Reality, meet artistry — and the occasional human/rabbit hybrid.
A group of Goshen College students has produced “Goshen Graphix II,” a collection of illustrated memoirs. “Graphix” is the result of coursework as part of the GC class “English 230, Literature and Pop Culture: The Graphic Novel.”
The book was edited by Victor Garcia, Sara Klassen, Mandy Schlabach and Kate Yoder, and includes their work. In addition, “Graphix” also features efforts by Laurel Woodward, Kate Friesen, Annabeth Tucker, Sam Smucker, Stephanie Swartzendruber and Emma Gerig.
The “Graphix” material is in black and white, and some in-color works weren’t included in order to keep printing costs down. However, Liz Reese’s “Pearl of Wisdom,” Klassen’s “Story of a Morning Glory” and a color version of Tucker’s “That One Time, When My Life Fell Apart” are viewable on the GC English Department website www.goshen.edu/english/publishing/ppp/.
Now, a bit about the term “graphic novel.”
To the uninitiated, the name may suggest something prurient. The graphic novel is actually a medium kindred to the comic book format. It also deviates from that form.
(Editor’s Note: Over the years, comics have gone through an artistic evolution of their own. We’ll leave that for another article, perhaps.)
Batman circa 1950 is not what the modern graphic novel is about. The genre can still be home to costumed avengers (think “V for Vendetta”). However, the graphic novel also lends itself to more personal expression, and addressing broader societal and historical concerns. The border between “comic book” and “literature” is permeable.

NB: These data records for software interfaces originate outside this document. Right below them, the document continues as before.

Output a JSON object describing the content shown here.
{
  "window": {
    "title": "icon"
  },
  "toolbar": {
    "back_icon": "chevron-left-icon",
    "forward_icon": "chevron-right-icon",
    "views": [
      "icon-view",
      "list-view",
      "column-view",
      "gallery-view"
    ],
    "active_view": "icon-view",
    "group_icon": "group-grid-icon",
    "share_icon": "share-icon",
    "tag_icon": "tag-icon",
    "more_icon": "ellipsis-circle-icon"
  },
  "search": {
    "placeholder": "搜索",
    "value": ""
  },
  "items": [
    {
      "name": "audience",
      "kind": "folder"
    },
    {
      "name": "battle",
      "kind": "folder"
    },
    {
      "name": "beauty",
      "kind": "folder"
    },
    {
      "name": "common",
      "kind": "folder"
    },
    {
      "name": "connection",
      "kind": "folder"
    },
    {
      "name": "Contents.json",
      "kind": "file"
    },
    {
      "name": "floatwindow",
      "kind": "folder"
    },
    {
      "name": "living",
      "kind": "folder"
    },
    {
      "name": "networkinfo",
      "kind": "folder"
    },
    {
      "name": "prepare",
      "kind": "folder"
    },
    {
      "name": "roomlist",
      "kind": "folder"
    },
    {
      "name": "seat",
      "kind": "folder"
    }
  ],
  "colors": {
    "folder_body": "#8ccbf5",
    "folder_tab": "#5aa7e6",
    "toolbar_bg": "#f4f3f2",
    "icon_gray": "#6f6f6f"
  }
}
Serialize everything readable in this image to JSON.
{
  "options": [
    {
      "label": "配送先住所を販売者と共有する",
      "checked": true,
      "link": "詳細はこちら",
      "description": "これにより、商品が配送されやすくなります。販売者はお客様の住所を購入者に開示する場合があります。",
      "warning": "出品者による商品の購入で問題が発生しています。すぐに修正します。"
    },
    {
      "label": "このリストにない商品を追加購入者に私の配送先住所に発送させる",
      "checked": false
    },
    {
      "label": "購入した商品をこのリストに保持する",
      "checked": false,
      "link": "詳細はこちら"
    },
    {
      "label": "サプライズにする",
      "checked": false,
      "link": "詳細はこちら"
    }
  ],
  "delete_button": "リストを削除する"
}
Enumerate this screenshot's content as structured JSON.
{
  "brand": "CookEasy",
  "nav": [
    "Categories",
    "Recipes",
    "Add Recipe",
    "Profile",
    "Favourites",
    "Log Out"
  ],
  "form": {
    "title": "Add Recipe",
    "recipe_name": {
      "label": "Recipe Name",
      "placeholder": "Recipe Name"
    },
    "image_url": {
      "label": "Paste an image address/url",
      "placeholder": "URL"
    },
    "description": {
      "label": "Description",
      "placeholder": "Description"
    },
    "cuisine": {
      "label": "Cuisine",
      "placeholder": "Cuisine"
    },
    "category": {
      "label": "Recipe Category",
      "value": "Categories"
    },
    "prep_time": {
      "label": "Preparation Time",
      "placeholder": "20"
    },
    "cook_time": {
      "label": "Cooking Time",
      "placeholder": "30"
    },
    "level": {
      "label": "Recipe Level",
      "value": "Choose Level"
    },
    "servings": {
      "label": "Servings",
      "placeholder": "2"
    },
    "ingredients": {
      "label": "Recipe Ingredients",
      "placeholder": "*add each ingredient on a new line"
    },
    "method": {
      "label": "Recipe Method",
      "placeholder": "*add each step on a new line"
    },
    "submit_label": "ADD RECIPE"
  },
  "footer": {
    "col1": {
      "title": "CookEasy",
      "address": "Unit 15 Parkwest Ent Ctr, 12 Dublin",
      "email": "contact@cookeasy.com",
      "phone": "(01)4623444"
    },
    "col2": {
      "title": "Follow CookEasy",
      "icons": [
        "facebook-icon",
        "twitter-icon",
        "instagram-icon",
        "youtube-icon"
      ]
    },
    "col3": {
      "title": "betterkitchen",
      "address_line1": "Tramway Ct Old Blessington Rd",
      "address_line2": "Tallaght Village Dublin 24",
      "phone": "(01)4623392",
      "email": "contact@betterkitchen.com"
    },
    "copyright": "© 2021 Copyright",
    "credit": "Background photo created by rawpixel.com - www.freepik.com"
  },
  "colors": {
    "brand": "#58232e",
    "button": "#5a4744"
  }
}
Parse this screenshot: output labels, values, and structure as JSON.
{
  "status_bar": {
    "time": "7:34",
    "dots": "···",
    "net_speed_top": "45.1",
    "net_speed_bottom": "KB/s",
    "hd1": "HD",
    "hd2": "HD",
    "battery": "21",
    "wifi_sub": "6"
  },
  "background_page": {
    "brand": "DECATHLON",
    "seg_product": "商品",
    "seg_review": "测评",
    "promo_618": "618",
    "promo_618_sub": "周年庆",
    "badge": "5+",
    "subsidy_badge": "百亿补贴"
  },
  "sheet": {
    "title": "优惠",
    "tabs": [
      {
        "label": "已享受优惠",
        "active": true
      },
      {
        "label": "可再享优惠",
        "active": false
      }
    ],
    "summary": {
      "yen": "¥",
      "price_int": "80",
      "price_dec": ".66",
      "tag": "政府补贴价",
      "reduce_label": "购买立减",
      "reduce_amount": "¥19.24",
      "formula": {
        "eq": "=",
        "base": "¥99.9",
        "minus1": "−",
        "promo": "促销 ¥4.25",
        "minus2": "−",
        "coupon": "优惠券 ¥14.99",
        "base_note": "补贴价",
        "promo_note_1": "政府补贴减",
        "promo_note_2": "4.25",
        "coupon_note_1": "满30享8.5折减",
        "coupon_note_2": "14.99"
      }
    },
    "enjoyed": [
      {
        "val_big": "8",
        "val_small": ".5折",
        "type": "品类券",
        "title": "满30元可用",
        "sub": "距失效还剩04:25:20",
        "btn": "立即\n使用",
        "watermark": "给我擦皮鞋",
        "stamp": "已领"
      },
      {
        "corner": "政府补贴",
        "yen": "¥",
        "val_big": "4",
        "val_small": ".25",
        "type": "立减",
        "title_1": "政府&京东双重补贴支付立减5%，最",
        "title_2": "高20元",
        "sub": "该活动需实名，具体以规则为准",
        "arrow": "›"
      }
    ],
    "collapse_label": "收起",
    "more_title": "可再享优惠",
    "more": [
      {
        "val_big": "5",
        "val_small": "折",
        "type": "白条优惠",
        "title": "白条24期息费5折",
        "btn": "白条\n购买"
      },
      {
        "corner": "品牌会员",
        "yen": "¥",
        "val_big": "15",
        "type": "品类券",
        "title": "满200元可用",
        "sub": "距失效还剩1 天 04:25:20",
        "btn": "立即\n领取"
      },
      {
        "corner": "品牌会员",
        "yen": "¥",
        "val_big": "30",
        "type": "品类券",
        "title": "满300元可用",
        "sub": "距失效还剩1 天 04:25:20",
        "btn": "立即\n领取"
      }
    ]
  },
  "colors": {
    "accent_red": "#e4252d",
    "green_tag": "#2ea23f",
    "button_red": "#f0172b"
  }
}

The reading list for GC’s “Graphic Novel” May term 2013 bears this out. It included the lauded works “Fun Home: A Family Tragicomic” by Allison Bechdel, “Ghost World” by Daniel Clowes and “Persepolis: The Story of a Childhood” by Marjane Satrapi. Art Spiegelman’s Holocaust-themed “Maus” and “Maus II” were also on the list, with good reason.